President Barack Obama and Russian Pres. Dmitry Medvedev finally reached an agreement regarding arms control last Thursday. The two world powers put aside their differences over the issue and began a new era of friendly negotiations. The New START pact was signed in the luxurious Prague Castle, and was filled with signs of mutual agreement and even signs of a growing personal relationship between the two presidents.

The signing culminates a frustrating struggle to reach a new agreement, including a visit made by Medvedev to Washington, D.C., and Secretary of State Hillary Clinton visiting Moscow two weeks ago. The meeting held a rather amicable tone, despite other factors of the recent tenuous relationship between the two countries, such as Russia’s war with Georgia in 2008, which were not brought up at the meeting.

The two sides were only in accord with one another, though, on Thursday. Medvedev referred to the treaty as a “historic event,” and said, “What matters most is that this is a win-win situation. No one stands to lose from this agreement. I believe that this is a typical feature of our cooperation.” Medvedev also expressed support for the U.S. on imposing new restrictions on Iran in an effort to curb its nuclear efforts, saying that the two sides “cannot turn a blind eye to this.”

Obama agreed with his Russian counterpart, saying, “Together, we’ve stopped that drift, and prove the benefits of cooperation. Today is an important milestone for nuclear security and nonproliferation, and for U.S.-Russia relations.”

Not everything was brought to the public eye, though. Medvedev said that limits had been outlined, but would not go into further details regarding the private conversations between the two presidents. Obama and Medvedev also strayed away from speaking about the missile defense system in Europe proposed by Obama, despite Russian threats of withdrawing from the treaty if the system did not reach their sanctions.

Under the proposed treaty, each side would be barred from expanding their arsenals by 1,500 warheads and 700 launchers. Neither side would actually have to deplete their current stockpiles by large amounts, though. This treaty could act as a building block for even further barrings of nuclear proliferation in the near future.

The most significant thing to take away from the meeting, though, would be the rare friendly negotiation that occurred between the two super-powers. Obama referred to the Russian president as a “friend and partner” and credited Medvedev with the allowance of such easy negotiations. “Without his personal efforts and strong leadership, we would not be here today,” said Obama. Medvedev responded by saying the two have “a very good personal chemistry.”

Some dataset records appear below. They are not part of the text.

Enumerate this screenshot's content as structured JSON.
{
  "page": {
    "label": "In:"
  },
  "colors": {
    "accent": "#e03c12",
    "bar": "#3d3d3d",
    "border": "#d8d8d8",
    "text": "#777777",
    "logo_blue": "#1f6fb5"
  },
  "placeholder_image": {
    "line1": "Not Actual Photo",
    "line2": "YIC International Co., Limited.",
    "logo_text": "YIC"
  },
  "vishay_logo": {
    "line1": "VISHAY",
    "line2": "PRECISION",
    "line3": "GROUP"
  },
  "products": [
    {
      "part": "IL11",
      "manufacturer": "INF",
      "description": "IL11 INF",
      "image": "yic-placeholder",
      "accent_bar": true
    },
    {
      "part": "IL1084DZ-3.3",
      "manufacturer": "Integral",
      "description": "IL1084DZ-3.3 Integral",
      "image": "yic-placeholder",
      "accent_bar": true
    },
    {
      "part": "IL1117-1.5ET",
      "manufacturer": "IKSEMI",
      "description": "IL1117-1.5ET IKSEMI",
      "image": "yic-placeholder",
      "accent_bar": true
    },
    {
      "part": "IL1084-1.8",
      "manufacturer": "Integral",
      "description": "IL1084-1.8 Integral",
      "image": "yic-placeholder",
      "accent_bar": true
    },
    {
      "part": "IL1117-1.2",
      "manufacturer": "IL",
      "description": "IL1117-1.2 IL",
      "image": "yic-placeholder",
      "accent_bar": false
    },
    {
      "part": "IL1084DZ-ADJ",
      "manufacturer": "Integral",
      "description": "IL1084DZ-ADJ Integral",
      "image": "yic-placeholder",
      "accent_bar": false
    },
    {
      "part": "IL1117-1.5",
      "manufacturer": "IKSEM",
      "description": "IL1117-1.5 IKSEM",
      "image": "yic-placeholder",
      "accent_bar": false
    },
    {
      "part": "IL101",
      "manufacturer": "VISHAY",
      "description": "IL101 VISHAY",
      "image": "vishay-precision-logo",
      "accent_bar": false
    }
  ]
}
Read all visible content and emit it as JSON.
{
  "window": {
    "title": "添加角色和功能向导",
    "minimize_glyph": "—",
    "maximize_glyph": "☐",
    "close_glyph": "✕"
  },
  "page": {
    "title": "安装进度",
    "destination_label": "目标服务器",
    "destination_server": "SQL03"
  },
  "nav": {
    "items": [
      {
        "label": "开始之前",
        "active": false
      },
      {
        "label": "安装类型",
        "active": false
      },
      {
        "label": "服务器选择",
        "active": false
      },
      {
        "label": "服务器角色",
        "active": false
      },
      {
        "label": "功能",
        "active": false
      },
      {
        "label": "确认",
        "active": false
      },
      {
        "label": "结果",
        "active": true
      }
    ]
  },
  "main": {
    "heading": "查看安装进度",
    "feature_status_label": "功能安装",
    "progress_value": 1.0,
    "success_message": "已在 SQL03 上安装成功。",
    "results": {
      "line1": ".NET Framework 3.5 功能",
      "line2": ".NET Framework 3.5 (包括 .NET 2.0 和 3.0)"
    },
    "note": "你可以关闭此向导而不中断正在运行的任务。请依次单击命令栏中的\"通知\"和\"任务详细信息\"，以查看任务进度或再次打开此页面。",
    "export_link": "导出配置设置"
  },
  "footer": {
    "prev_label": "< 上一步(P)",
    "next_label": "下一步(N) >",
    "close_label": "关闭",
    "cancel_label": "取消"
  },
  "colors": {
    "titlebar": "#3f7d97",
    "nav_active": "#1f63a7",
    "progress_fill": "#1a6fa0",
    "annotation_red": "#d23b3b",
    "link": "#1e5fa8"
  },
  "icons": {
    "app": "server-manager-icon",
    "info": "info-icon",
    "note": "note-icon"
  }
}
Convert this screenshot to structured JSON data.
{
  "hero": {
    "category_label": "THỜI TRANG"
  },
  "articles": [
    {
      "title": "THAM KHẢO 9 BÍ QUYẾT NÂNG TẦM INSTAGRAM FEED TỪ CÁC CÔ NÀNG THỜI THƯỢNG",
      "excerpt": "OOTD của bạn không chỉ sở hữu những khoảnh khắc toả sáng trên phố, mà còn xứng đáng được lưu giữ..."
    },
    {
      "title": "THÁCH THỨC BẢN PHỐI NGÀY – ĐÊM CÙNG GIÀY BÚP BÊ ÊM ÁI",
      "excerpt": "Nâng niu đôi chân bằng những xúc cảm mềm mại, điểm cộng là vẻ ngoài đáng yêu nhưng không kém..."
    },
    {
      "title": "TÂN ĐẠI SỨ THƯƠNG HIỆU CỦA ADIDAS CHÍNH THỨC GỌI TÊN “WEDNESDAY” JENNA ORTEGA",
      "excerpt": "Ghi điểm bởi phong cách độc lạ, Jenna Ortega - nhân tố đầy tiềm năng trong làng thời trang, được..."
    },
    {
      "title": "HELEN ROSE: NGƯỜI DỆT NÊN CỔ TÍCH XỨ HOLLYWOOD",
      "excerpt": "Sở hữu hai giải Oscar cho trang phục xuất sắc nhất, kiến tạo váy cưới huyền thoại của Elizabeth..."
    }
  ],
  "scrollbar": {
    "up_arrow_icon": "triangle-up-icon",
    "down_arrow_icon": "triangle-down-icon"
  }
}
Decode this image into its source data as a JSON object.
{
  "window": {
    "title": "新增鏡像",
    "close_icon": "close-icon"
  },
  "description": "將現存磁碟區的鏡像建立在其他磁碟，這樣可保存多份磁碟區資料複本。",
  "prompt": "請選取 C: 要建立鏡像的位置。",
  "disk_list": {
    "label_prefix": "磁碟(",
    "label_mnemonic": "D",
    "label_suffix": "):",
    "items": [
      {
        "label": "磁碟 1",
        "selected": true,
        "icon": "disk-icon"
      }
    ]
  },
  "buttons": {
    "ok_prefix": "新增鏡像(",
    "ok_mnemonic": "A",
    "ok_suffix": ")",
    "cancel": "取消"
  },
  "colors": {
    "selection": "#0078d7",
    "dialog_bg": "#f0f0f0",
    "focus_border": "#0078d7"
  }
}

Other European countries expressed their disconcertedness over the whole agreement, though, including condescending commentary from Polish and Czech media outlets. On the cover of a popular Czech weekly newspaper, Obama was shown kissing former Soviet leader Leonid Brezhnev, with the caption “Dangerous kisses with Moscow.” Polish Prime Minister Donald Tusk expressed his feelings on the matter, and said the pact “may affect the security of countries in the region,” and that he had received “assurances on the part of the United States.”